# Prompt:
Your answer must be every line of the data below that holds the string "Política", copied exactly.

──────────

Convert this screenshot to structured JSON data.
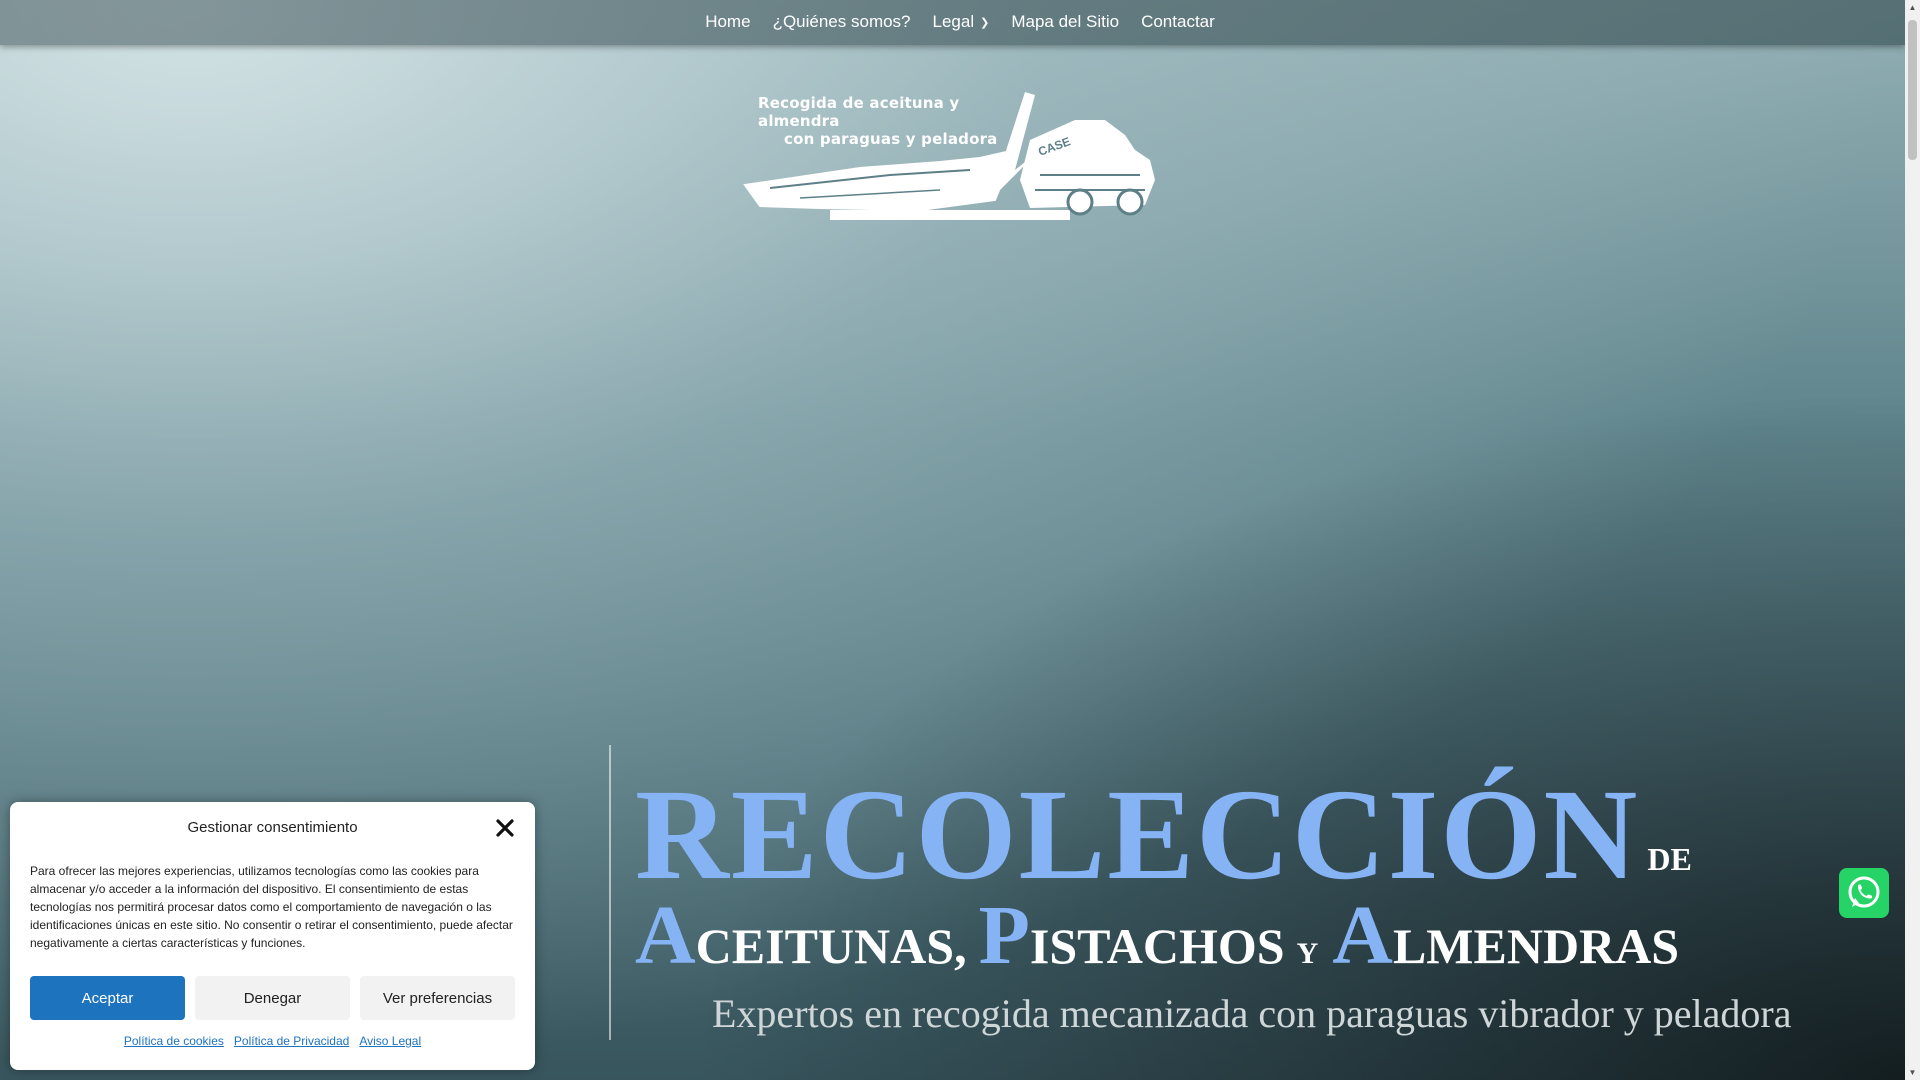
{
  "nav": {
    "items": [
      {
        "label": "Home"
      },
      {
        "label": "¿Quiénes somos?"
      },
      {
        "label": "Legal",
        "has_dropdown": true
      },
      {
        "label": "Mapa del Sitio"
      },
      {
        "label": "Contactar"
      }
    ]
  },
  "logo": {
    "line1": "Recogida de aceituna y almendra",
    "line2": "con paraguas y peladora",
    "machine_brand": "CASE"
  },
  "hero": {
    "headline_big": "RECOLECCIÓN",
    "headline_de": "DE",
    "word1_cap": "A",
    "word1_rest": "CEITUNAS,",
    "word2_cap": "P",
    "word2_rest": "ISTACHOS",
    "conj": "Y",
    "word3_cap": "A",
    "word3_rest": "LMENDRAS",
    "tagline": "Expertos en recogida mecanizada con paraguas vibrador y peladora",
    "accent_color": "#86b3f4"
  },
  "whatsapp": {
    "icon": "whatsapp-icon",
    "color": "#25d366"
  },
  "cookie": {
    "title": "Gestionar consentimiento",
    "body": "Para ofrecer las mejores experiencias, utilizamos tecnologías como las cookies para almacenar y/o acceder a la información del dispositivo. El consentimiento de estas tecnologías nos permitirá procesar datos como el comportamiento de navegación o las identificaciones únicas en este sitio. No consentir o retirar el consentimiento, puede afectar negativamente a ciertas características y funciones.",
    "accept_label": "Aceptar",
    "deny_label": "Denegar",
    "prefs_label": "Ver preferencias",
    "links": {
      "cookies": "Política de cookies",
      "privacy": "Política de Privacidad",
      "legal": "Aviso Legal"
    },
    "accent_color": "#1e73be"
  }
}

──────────

# Your response:
      "cookies": "Política de cookies",
      "privacy": "Política de Privacidad",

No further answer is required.